One of the most famous bunkers in all of golf is the Church Pews bunker found at the Oakmont Country Club. Almost as famous as the Road Hole bunker found on the Old Course at St. Andrews. It would perhaps be unfair to say that the Church Pews bunker is the most dreaded part on the Oakmont course because players seem to be getting spooked by almost every available inch of space on the course but one can say with a great deal of certainty that the Church Pews bunker is quite possibly the most graceful looking hazard in all of golf. When the golf course was initially designed it was a set of eight bunkers one after the other. When the golf course was later redesigned and the number of bunkers considerably reduced(at one point the course had over 350 bunkers) the eight bunkers were redesigned to form the beautiful looking Church Pews.
A dictionary definition of a Pew tells us that they are long, fixed, backed benches that are arranged in rows for the seating of a congregation in church. No wonder then that the bunker has been aptly named the church pews bunker. Not much is known as to when members began to use the name but the year when Jack Nicklaus won the U.S. Open in Oakmont the name seems to have gained a lot of prominence with the bunker finiding a lot of print space. Legend has it (ok,slight exaggeration), once when a player could not locate his golf ball in the bunker a spectator is believed to have shouted out to him it is in the seventh aisle!
This bunker is found between the third and the fourth fairway and it becomes impossibly difficult for a player to reach the green once they find the bunker. Just recently during one of his interactions with the press, Tiger was asked why he was not practicing shots out of the church pews bunker like most other players.
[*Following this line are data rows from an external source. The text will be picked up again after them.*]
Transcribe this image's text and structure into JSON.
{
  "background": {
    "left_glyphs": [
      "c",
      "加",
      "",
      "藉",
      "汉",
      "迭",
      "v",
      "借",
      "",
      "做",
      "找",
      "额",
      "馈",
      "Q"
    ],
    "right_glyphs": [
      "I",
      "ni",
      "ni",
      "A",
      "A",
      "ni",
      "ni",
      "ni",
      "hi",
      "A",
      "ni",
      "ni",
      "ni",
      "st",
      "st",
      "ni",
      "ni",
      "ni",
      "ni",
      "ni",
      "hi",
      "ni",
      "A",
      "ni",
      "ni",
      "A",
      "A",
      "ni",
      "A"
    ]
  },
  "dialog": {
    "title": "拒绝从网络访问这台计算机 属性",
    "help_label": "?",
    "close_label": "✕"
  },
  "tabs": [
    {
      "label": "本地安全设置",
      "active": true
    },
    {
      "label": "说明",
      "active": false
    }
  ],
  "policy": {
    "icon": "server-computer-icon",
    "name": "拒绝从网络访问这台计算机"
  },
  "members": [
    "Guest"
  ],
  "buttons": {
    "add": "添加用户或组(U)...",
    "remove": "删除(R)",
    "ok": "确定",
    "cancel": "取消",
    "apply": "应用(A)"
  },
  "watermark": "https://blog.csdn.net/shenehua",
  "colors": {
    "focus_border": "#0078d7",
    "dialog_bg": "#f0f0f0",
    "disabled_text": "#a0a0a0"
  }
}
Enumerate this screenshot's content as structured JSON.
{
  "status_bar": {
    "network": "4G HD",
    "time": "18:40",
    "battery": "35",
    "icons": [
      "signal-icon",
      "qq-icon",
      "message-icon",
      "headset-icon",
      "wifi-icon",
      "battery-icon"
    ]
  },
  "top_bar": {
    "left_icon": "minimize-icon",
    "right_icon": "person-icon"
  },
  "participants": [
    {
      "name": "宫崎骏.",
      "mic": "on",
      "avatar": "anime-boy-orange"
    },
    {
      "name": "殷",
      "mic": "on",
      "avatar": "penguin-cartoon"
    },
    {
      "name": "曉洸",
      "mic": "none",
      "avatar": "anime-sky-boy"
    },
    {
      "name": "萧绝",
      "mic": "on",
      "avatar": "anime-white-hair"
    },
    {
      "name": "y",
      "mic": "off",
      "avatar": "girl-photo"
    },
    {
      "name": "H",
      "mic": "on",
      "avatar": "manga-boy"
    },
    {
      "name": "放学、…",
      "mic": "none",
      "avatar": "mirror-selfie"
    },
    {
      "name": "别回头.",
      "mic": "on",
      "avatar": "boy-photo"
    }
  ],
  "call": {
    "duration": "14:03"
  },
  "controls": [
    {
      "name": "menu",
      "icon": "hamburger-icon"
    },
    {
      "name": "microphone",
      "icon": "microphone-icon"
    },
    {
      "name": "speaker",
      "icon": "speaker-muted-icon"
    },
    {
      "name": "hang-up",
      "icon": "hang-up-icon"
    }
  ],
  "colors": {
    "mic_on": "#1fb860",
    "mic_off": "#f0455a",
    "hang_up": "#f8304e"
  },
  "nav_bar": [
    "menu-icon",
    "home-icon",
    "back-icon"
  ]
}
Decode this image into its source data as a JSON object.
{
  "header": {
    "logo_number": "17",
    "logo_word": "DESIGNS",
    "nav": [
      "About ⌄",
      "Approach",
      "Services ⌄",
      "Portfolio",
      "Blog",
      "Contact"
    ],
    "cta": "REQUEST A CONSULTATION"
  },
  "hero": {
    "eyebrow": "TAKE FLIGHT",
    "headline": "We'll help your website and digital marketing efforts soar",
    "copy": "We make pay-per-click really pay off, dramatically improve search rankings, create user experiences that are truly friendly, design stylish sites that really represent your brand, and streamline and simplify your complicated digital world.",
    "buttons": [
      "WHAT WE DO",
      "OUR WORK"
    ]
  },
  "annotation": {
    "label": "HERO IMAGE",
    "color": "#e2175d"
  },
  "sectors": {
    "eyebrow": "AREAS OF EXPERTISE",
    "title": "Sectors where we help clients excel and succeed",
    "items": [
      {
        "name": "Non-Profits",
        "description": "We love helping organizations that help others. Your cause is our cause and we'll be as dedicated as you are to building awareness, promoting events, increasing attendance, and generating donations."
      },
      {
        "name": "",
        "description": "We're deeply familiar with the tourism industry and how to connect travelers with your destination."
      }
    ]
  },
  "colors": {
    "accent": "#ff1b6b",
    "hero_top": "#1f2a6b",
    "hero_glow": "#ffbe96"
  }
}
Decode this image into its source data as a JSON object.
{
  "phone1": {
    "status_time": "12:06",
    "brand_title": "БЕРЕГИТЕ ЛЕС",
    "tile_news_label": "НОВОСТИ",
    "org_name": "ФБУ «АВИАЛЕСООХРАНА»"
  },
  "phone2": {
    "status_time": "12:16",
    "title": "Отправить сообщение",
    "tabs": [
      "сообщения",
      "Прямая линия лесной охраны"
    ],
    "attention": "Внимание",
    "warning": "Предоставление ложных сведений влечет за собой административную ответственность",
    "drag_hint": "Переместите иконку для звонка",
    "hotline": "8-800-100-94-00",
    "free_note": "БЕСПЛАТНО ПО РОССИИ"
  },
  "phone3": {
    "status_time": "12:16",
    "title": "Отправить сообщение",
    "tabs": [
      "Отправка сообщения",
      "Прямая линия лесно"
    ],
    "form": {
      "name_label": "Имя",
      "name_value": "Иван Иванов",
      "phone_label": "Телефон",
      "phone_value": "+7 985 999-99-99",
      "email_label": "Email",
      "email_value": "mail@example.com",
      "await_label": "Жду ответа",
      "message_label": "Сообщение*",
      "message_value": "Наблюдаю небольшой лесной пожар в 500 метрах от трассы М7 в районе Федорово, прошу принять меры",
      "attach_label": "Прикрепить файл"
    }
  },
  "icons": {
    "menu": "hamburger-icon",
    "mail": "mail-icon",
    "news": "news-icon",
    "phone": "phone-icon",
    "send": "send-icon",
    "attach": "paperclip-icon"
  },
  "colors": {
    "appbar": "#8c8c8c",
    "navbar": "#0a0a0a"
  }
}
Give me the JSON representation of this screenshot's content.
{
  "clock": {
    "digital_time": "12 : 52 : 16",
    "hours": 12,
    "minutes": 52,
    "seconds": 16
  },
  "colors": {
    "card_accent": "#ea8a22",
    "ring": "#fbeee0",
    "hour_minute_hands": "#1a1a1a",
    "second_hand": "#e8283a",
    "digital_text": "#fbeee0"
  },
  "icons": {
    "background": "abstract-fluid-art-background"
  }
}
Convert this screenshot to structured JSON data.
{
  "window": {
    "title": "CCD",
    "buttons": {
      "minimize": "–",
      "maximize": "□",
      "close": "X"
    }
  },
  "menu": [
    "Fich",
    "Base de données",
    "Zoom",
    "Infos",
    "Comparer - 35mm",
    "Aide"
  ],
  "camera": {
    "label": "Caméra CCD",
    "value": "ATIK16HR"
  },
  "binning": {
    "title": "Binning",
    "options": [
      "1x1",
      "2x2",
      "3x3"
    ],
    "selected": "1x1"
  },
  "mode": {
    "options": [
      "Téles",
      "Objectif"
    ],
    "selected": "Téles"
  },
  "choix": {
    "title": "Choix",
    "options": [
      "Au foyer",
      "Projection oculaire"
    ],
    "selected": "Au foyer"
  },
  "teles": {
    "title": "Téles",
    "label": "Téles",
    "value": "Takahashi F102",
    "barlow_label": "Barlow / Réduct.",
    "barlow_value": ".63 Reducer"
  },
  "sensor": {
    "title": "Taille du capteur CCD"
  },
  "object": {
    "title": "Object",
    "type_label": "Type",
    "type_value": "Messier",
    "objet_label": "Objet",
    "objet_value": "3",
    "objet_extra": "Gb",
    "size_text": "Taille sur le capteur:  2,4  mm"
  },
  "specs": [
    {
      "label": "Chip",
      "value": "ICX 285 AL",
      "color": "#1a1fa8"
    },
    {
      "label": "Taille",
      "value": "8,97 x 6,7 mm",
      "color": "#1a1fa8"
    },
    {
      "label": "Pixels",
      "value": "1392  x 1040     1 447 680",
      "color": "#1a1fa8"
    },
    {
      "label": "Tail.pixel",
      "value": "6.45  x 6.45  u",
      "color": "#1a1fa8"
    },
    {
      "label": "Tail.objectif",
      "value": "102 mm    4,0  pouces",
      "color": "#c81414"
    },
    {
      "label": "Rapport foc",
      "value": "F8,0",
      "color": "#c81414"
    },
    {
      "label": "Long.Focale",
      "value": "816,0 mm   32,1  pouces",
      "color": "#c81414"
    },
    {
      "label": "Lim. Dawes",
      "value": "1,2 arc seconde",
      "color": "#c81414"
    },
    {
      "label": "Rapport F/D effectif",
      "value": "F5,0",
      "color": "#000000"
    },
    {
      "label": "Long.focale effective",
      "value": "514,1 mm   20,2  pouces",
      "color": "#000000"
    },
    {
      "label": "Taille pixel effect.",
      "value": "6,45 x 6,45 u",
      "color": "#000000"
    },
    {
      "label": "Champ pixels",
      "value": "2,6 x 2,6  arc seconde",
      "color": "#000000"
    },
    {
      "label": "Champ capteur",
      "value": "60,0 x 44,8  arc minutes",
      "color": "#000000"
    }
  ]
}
His response-:"Why should I practice negativity?"
This one will definitely make the top 10 list of the most famous bunkers list but as for the title of the most famous bunker, the Scots will continue to make their case for the Road Hole bunker and wont take lightly to any suggestion to the contrary.